--- Material for this exercise ---
=== Begin Enclosure ===

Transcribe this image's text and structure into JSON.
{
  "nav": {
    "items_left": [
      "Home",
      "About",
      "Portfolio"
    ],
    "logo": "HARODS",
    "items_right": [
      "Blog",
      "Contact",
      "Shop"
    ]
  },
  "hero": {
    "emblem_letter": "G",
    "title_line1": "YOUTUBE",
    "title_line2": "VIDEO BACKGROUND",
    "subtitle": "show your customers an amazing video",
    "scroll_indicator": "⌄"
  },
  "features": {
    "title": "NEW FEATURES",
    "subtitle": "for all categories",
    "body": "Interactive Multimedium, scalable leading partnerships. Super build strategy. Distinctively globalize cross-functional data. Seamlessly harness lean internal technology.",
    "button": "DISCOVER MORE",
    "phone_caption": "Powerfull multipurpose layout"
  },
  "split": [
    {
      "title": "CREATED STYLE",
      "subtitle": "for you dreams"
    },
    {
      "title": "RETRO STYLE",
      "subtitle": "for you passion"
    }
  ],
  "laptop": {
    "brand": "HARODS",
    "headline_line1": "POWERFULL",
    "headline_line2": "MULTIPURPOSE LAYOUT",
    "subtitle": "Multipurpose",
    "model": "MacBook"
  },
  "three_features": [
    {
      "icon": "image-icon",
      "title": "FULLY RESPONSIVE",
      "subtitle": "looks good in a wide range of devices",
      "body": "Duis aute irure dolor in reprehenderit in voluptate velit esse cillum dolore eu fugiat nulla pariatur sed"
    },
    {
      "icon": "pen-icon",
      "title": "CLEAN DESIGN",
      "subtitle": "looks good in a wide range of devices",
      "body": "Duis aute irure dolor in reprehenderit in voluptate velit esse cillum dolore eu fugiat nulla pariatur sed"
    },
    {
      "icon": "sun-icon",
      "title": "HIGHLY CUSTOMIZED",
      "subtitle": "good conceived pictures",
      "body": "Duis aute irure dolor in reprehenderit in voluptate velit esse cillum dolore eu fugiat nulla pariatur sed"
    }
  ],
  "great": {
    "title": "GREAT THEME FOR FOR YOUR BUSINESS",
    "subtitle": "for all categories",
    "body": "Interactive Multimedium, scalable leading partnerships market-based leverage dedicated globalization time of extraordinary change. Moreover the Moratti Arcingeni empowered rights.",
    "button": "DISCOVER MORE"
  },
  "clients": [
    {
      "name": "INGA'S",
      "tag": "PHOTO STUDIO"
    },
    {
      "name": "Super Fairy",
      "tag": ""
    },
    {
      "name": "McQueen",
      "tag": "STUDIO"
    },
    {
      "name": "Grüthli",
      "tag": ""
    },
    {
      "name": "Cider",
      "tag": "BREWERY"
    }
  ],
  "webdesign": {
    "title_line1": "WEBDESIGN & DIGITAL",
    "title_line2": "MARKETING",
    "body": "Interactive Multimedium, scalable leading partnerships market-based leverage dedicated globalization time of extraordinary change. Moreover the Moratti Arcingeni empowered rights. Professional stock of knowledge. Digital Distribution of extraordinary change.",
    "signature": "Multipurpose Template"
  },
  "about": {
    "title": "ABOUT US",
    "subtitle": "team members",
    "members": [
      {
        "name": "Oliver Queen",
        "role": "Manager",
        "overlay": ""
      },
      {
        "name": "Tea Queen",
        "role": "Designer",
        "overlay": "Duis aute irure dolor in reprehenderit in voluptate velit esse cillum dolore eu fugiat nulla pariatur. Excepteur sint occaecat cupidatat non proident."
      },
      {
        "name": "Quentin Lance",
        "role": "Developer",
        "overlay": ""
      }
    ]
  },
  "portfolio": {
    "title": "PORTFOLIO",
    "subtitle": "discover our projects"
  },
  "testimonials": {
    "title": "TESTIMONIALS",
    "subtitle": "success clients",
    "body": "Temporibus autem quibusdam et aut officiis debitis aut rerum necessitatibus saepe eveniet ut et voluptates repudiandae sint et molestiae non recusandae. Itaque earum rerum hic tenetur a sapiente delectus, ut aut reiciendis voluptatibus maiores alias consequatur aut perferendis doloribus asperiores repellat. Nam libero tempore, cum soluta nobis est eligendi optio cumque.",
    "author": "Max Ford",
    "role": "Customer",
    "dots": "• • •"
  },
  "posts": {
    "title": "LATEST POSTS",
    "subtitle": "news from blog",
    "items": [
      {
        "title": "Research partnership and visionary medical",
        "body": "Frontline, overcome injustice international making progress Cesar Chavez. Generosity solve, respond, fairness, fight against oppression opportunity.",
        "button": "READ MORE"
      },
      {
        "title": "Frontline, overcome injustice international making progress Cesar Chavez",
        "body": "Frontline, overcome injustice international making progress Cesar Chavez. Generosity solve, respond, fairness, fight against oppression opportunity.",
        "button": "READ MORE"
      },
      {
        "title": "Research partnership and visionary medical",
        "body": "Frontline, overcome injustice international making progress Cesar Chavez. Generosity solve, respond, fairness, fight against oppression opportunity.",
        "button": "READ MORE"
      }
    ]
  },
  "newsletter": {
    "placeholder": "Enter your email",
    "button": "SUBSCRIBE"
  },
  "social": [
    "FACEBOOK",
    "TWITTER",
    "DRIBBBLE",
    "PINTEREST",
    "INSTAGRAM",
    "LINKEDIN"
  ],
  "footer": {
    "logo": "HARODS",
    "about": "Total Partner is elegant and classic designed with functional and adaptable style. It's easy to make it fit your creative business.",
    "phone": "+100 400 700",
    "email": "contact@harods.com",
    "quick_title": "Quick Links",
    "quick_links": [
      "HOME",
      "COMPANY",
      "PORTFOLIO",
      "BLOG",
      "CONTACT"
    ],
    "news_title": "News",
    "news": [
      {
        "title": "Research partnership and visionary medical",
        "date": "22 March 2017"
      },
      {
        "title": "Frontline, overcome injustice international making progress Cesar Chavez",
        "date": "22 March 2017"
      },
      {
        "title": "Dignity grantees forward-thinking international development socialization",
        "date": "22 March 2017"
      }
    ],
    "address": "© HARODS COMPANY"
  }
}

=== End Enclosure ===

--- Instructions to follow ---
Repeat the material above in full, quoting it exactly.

--- Your solution ---
Transcribe this image's text and structure into JSON.
{
  "nav": {
    "items_left": [
      "Home",
      "About",
      "Portfolio"
    ],
    "logo": "HARODS",
    "items_right": [
      "Blog",
      "Contact",
      "Shop"
    ]
  },
  "hero": {
    "emblem_letter": "G",
    "title_line1": "YOUTUBE",
    "title_line2": "VIDEO BACKGROUND",
    "subtitle": "show your customers an amazing video",
    "scroll_indicator": "⌄"
  },
  "features": {
    "title": "NEW FEATURES",
    "subtitle": "for all categories",
    "body": "Interactive Multimedium, scalable leading partnerships. Super build strategy. Distinctively globalize cross-functional data. Seamlessly harness lean internal technology.",
    "button": "DISCOVER MORE",
    "phone_caption": "Powerfull multipurpose layout"
  },
  "split": [
    {
      "title": "CREATED STYLE",
      "subtitle": "for you dreams"
    },
    {
      "title": "RETRO STYLE",
      "subtitle": "for you passion"
    }
  ],
  "laptop": {
    "brand": "HARODS",
    "headline_line1": "POWERFULL",
    "headline_line2": "MULTIPURPOSE LAYOUT",
    "subtitle": "Multipurpose",
    "model": "MacBook"
  },
  "three_features": [
    {
      "icon": "image-icon",
      "title": "FULLY RESPONSIVE",
      "subtitle": "looks good in a wide range of devices",
      "body": "Duis aute irure dolor in reprehenderit in voluptate velit esse cillum dolore eu fugiat nulla pariatur sed"
    },
    {
      "icon": "pen-icon",
      "title": "CLEAN DESIGN",
      "subtitle": "looks good in a wide range of devices",
      "body": "Duis aute irure dolor in reprehenderit in voluptate velit esse cillum dolore eu fugiat nulla pariatur sed"
    },
    {
      "icon": "sun-icon",
      "title": "HIGHLY CUSTOMIZED",
      "subtitle": "good conceived pictures",
      "body": "Duis aute irure dolor in reprehenderit in voluptate velit esse cillum dolore eu fugiat nulla pariatur sed"
    }
  ],
  "great": {
    "title": "GREAT THEME FOR FOR YOUR BUSINESS",
    "subtitle": "for all categories",
    "body": "Interactive Multimedium, scalable leading partnerships market-based leverage dedicated globalization time of extraordinary change. Moreover the Moratti Arcingeni empowered rights.",
    "button": "DISCOVER MORE"
  },
  "clients": [
    {
      "name": "INGA'S",
      "tag": "PHOTO STUDIO"
    },
    {
      "name": "Super Fairy",
      "tag": ""
    },
    {
      "name": "McQueen",
      "tag": "STUDIO"
    },
    {
      "name": "Grüthli",
      "tag": ""
    },
    {
      "name": "Cider",
      "tag": "BREWERY"
    }
  ],
  "webdesign": {
    "title_line1": "WEBDESIGN & DIGITAL",
    "title_line2": "MARKETING",
    "body": "Interactive Multimedium, scalable leading partnerships market-based leverage dedicated globalization time of extraordinary change. Moreover the Moratti Arcingeni empowered rights. Professional stock of knowledge. Digital Distribution of extraordinary change.",
    "signature": "Multipurpose Template"
  },
  "about": {
    "title": "ABOUT US",
    "subtitle": "team members",
    "members": [
      {
        "name": "Oliver Queen",
        "role": "Manager",
        "overlay": ""
      },
      {
        "name": "Tea Queen",
        "role": "Designer",
        "overlay": "Duis aute irure dolor in reprehenderit in voluptate velit esse cillum dolore eu fugiat nulla pariatur. Excepteur sint occaecat cupidatat non proident."
      },
      {
        "name": "Quentin Lance",
        "role": "Developer",
        "overlay": ""
      }
    ]
  },
  "portfolio": {
    "title": "PORTFOLIO",
    "subtitle": "discover our projects"
  },
  "testimonials": {
    "title": "TESTIMONIALS",
    "subtitle": "success clients",
    "body": "Temporibus autem quibusdam et aut officiis debitis aut rerum necessitatibus saepe eveniet ut et voluptates repudiandae sint et molestiae non recusandae. Itaque earum rerum hic tenetur a sapiente delectus, ut aut reiciendis voluptatibus maiores alias consequatur aut perferendis doloribus asperiores repellat. Nam libero tempore, cum soluta nobis est eligendi optio cumque.",
    "author": "Max Ford",
    "role": "Customer",
    "dots": "• • •"
  },
  "posts": {
    "title": "LATEST POSTS",
    "subtitle": "news from blog",
    "items": [
      {
        "title": "Research partnership and visionary medical",
        "body": "Frontline, overcome injustice international making progress Cesar Chavez. Generosity solve, respond, fairness, fight against oppression opportunity.",
        "button": "READ MORE"
      },
      {
        "title": "Frontline, overcome injustice international making progress Cesar Chavez",
        "body": "Frontline, overcome injustice international making progress Cesar Chavez. Generosity solve, respond, fairness, fight against oppression opportunity.",
        "button": "READ MORE"
      },
      {
        "title": "Research partnership and visionary medical",
        "body": "Frontline, overcome injustice international making progress Cesar Chavez. Generosity solve, respond, fairness, fight against oppression opportunity.",
        "button": "READ MORE"
      }
    ]
  },
  "newsletter": {
    "placeholder": "Enter your email",
    "button": "SUBSCRIBE"
  },
  "social": [
    "FACEBOOK",
    "TWITTER",
    "DRIBBBLE",
    "PINTEREST",
    "INSTAGRAM",
    "LINKEDIN"
  ],
  "footer": {
    "logo": "HARODS",
    "about": "Total Partner is elegant and classic designed with functional and adaptable style. It's easy to make it fit your creative business.",
    "phone": "+100 400 700",
    "email": "contact@harods.com",
    "quick_title": "Quick Links",
    "quick_links": [
      "HOME",
      "COMPANY",
      "PORTFOLIO",
      "BLOG",
      "CONTACT"
    ],
    "news_title": "News",
    "news": [
      {
        "title": "Research partnership and visionary medical",
        "date": "22 March 2017"
      },
      {
        "title": "Frontline, overcome injustice international making progress Cesar Chavez",
        "date": "22 March 2017"
      },
      {
        "title": "Dignity grantees forward-thinking international development socialization",
        "date": "22 March 2017"
      }
    ],
    "address": "© HARODS COMPANY"
  }
}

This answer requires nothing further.